Recon Instruments’ Recon Jet smartglasses ($599, shipping late spring 2014; reconinstruments.com) are polarized sports sunglasses with a built-in head-up display for tracking performance metrics (including heart rate, power, cadence, speed, and distance) and displaying calls and text messages. Meanwhile, Laforge Optical is making a less obtrusive pair of smart glasses: Icis glasses ($620, shipping at the end of this year; laforgeoptical.com), which look like regular glasses and display information at the edge of your field of vision.

Fighter-Jet Functionality
Not everyone is on board with our future as cyborgs—a recent Harris Interactive poll found that the majority (59 percent) of Americans don’t understand the need for wearable tech devices at all. To be honest, it’s difficult to argue that Google Glass or smart pedometers are necessary or even all that useful—yet. But there are some areas in which augmented reality displays are very useful, such as in fighter jets.
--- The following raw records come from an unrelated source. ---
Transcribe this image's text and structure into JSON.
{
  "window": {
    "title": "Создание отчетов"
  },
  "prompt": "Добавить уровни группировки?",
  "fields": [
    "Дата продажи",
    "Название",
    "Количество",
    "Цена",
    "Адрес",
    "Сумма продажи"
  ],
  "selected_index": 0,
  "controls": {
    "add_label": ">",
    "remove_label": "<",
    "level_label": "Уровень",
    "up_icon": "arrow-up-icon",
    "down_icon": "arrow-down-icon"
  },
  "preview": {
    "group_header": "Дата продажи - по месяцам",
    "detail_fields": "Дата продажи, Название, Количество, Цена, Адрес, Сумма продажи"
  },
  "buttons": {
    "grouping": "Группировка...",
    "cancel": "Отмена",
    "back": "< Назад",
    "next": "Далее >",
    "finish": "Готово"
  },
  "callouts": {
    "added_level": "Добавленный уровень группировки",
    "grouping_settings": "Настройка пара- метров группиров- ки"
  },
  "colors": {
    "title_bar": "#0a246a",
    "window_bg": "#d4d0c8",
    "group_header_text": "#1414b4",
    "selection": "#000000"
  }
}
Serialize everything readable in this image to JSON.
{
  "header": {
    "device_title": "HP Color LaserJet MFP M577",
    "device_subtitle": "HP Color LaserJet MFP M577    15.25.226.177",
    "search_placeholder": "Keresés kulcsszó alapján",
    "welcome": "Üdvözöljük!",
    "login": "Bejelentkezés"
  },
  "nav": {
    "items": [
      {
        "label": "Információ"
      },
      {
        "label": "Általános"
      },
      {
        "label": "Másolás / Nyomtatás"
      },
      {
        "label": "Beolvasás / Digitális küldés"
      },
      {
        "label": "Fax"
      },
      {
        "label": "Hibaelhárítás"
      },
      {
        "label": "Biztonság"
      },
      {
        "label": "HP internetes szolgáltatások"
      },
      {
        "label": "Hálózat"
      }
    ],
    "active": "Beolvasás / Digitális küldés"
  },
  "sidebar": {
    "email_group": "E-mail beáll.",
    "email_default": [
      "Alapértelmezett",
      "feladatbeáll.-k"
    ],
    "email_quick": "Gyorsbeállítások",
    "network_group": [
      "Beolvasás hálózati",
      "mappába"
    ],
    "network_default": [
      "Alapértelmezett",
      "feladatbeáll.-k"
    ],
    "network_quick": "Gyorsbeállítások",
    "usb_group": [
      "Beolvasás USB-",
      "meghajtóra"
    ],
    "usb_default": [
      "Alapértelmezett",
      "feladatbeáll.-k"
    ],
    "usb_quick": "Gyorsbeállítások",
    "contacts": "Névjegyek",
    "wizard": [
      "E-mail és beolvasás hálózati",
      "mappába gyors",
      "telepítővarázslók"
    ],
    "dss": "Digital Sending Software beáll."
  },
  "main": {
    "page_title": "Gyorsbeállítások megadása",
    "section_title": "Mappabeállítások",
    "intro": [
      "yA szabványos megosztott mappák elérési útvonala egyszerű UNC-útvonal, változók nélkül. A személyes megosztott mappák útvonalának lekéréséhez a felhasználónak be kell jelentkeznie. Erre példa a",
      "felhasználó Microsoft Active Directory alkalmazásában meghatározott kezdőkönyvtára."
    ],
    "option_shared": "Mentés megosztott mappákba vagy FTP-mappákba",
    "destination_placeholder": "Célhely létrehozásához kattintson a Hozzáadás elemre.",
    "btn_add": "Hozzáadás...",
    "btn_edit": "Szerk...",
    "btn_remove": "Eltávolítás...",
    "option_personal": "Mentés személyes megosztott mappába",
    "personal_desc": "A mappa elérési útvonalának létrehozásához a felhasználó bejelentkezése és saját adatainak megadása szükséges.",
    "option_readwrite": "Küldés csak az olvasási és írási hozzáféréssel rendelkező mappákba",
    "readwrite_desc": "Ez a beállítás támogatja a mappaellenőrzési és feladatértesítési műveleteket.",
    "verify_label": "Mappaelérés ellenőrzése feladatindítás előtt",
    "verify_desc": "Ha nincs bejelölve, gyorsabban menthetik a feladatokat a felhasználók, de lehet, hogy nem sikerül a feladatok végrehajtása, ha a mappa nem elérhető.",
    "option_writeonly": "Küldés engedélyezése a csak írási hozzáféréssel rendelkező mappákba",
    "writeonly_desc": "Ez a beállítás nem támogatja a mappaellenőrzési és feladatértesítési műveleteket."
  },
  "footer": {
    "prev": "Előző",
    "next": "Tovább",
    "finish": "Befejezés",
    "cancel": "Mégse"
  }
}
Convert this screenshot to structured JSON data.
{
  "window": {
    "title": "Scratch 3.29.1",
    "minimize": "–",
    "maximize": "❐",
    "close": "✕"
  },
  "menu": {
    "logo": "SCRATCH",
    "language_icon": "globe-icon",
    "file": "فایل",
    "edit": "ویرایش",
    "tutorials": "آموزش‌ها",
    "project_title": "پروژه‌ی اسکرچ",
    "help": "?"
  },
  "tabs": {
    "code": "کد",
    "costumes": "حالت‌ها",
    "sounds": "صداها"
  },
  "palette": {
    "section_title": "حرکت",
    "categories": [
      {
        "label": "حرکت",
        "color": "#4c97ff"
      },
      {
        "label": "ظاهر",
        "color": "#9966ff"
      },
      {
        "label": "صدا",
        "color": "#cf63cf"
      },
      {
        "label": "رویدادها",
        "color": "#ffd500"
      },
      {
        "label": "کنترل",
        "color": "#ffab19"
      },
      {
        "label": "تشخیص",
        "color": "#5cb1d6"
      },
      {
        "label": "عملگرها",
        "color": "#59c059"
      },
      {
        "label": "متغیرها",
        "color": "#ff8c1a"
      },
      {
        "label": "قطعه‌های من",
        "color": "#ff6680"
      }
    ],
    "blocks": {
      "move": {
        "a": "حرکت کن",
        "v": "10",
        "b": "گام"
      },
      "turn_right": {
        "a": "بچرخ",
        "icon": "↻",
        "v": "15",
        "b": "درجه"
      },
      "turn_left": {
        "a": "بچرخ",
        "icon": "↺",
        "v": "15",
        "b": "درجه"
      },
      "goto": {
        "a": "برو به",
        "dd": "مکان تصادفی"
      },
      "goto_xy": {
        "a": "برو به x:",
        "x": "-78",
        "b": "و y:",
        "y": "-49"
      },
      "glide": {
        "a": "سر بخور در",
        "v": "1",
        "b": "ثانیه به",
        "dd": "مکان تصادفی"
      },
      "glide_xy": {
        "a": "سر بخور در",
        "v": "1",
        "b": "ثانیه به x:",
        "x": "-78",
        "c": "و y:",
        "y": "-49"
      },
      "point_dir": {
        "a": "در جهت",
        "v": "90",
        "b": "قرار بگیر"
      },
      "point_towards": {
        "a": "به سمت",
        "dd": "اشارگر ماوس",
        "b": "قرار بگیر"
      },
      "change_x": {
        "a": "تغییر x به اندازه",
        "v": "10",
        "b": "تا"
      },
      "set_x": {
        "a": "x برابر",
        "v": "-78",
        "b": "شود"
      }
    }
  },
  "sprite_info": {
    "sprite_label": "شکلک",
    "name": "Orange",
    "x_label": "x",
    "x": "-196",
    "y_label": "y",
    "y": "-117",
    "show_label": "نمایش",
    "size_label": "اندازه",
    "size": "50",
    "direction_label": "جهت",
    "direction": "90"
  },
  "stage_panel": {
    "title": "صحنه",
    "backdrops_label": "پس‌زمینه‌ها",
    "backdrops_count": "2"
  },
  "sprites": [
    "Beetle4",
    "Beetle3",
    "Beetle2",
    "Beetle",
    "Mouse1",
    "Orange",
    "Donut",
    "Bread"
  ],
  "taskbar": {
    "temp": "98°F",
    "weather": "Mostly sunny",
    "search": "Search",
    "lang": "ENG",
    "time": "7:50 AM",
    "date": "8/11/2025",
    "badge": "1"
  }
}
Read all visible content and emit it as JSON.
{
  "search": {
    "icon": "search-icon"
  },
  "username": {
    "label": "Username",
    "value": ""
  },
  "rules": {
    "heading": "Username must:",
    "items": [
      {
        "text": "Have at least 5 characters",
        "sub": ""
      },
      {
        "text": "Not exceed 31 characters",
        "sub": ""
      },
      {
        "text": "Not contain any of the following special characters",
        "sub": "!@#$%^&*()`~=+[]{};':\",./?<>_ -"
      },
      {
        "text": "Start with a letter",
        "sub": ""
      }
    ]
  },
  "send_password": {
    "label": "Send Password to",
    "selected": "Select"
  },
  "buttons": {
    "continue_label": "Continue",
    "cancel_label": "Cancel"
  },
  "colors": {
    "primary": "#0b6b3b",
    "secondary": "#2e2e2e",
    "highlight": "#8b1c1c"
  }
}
Fighter jet HUDs keep pilots safe and focused on the task at hand, which is really important if you’re flying through the air at 2.5 times the speed of sound. It only makes sense to extrapolate HUD benefits to motorcycles—the fighter jets of the road. Silicon Valley startup Skully has done just that, with an augmented reality helmet that features a 180-degree rear-view camera, GPS navigation, and smartphone integration, all projected onto a HUD. The helmet is expected to debut later this year for over $1,000. Not a bad price for eyes in the back of your head.

 

main photo from the Theodolite app


Credit: http://www.menshealth.com